**Web page and app entries**:
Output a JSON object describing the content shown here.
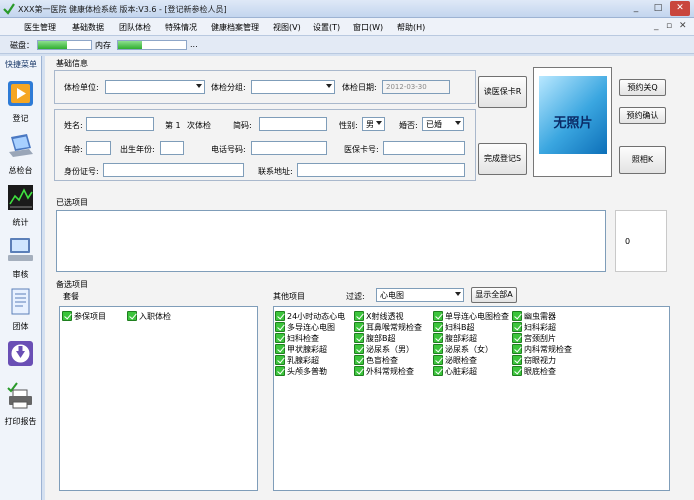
{
  "window": {
    "title": "XXX第一医院 健康体检系统 版本:V3.6 - [登记新参检人员]",
    "minimize": "_",
    "maximize": "□",
    "close": "✕"
  },
  "menu": {
    "items": [
      "医生管理",
      "基础数据",
      "团队体检",
      "特殊情况",
      "健康档案管理",
      "视图(V)",
      "设置(T)",
      "窗口(W)",
      "帮助(H)"
    ],
    "mdi_controls": [
      "_",
      "▫",
      "✕"
    ]
  },
  "status": {
    "disk_label": "磁盘：",
    "disk_usage": 0.55,
    "memory_label": "内存",
    "memory_usage": 0.35,
    "dots": "..."
  },
  "sidebar": {
    "heading": "快捷菜单",
    "items": [
      {
        "label": "登记",
        "icon": "register-icon"
      },
      {
        "label": "总检台",
        "icon": "laptop-icon"
      },
      {
        "label": "统计",
        "icon": "chart-icon"
      },
      {
        "label": "审核",
        "icon": "pc-icon"
      },
      {
        "label": "团体",
        "icon": "document-icon"
      },
      {
        "label": "",
        "icon": "download-icon"
      },
      {
        "label": "打印报告",
        "icon": "printer-icon"
      }
    ]
  },
  "basic": {
    "heading": "基础信息",
    "unit_label": "体检单位:",
    "unit_value": "",
    "group_label": "体检分组:",
    "group_value": "",
    "date_label": "体检日期:",
    "date_value": "2012-03-30",
    "read_card_button": "读医保卡R",
    "register_button": "完成登记S",
    "name_label": "姓名:",
    "name_value": "",
    "visit_prefix": "第 1",
    "visit_suffix": "次体检",
    "abbr_label": "简码:",
    "abbr_value": "",
    "gender_label": "性别:",
    "gender_value": "男",
    "marital_label": "婚否:",
    "marital_value": "已婚",
    "age_label": "年龄:",
    "age_value": "",
    "birth_year_label": "出生年份:",
    "birth_year_value": "",
    "phone_label": "电话号码:",
    "phone_value": "",
    "insurance_label": "医保卡号:",
    "insurance_value": "",
    "id_label": "身份证号:",
    "id_value": "",
    "address_label": "联系地址:",
    "address_value": ""
  },
  "photo": {
    "text": "无照片",
    "appointment_close_button": "预约关Q",
    "appointment_confirm_button": "预约确认",
    "take_photo_button": "照相K"
  },
  "selected": {
    "heading": "已选项目",
    "total": "0"
  },
  "optional": {
    "heading": "备选项目",
    "package_label": "套餐",
    "packages": [
      "参保项目",
      "入职体检"
    ],
    "other_label": "其他项目",
    "filter_label": "过滤:",
    "filter_value": "心电图",
    "show_all_button": "显示全部A",
    "columns": [
      [
        "24小时动态心电",
        "多导连心电图",
        "妇科检查",
        "甲状腺彩超",
        "乳腺彩超",
        "头颅多普勒"
      ],
      [
        "X射线透视",
        "耳鼻喉常规检查",
        "腹部B超",
        "泌尿系（男）",
        "色盲检查",
        "外科常规检查"
      ],
      [
        "单导连心电图检查",
        "妇科B超",
        "腹部彩超",
        "泌尿系（女）",
        "泌眼检查",
        "心脏彩超"
      ],
      [
        "幽虫需器",
        "妇科彩超",
        "宫颈刮片",
        "内科常规检查",
        "窃眼视力",
        "眼底检查"
      ]
    ]
  }
}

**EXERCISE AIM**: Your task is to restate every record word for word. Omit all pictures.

**WRITTEN RESPONSE**:
Output a JSON object describing the content shown here.
{
  "window": {
    "title": "XXX第一医院 健康体检系统 版本:V3.6 - [登记新参检人员]",
    "minimize": "_",
    "maximize": "□",
    "close": "✕"
  },
  "menu": {
    "items": [
      "医生管理",
      "基础数据",
      "团队体检",
      "特殊情况",
      "健康档案管理",
      "视图(V)",
      "设置(T)",
      "窗口(W)",
      "帮助(H)"
    ],
    "mdi_controls": [
      "_",
      "▫",
      "✕"
    ]
  },
  "status": {
    "disk_label": "磁盘：",
    "disk_usage": 0.55,
    "memory_label": "内存",
    "memory_usage": 0.35,
    "dots": "..."
  },
  "sidebar": {
    "heading": "快捷菜单",
    "items": [
      {
        "label": "登记",
        "icon": "register-icon"
      },
      {
        "label": "总检台",
        "icon": "laptop-icon"
      },
      {
        "label": "统计",
        "icon": "chart-icon"
      },
      {
        "label": "审核",
        "icon": "pc-icon"
      },
      {
        "label": "团体",
        "icon": "document-icon"
      },
      {
        "label": "",
        "icon": "download-icon"
      },
      {
        "label": "打印报告",
        "icon": "printer-icon"
      }
    ]
  },
  "basic": {
    "heading": "基础信息",
    "unit_label": "体检单位:",
    "unit_value": "",
    "group_label": "体检分组:",
    "group_value": "",
    "date_label": "体检日期:",
    "date_value": "2012-03-30",
    "read_card_button": "读医保卡R",
    "register_button": "完成登记S",
    "name_label": "姓名:",
    "name_value": "",
    "visit_prefix": "第 1",
    "visit_suffix": "次体检",
    "abbr_label": "简码:",
    "abbr_value": "",
    "gender_label": "性别:",
    "gender_value": "男",
    "marital_label": "婚否:",
    "marital_value": "已婚",
    "age_label": "年龄:",
    "age_value": "",
    "birth_year_label": "出生年份:",
    "birth_year_value": "",
    "phone_label": "电话号码:",
    "phone_value": "",
    "insurance_label": "医保卡号:",
    "insurance_value": "",
    "id_label": "身份证号:",
    "id_value": "",
    "address_label": "联系地址:",
    "address_value": ""
  },
  "photo": {
    "text": "无照片",
    "appointment_close_button": "预约关Q",
    "appointment_confirm_button": "预约确认",
    "take_photo_button": "照相K"
  },
  "selected": {
    "heading": "已选项目",
    "total": "0"
  },
  "optional": {
    "heading": "备选项目",
    "package_label": "套餐",
    "packages": [
      "参保项目",
      "入职体检"
    ],
    "other_label": "其他项目",
    "filter_label": "过滤:",
    "filter_value": "心电图",
    "show_all_button": "显示全部A",
    "columns": [
      [
        "24小时动态心电",
        "多导连心电图",
        "妇科检查",
        "甲状腺彩超",
        "乳腺彩超",
        "头颅多普勒"
      ],
      [
        "X射线透视",
        "耳鼻喉常规检查",
        "腹部B超",
        "泌尿系（男）",
        "色盲检查",
        "外科常规检查"
      ],
      [
        "单导连心电图检查",
        "妇科B超",
        "腹部彩超",
        "泌尿系（女）",
        "泌眼检查",
        "心脏彩超"
      ],
      [
        "幽虫需器",
        "妇科彩超",
        "宫颈刮片",
        "内科常规检查",
        "窃眼视力",
        "眼底检查"
      ]
    ]
  }
}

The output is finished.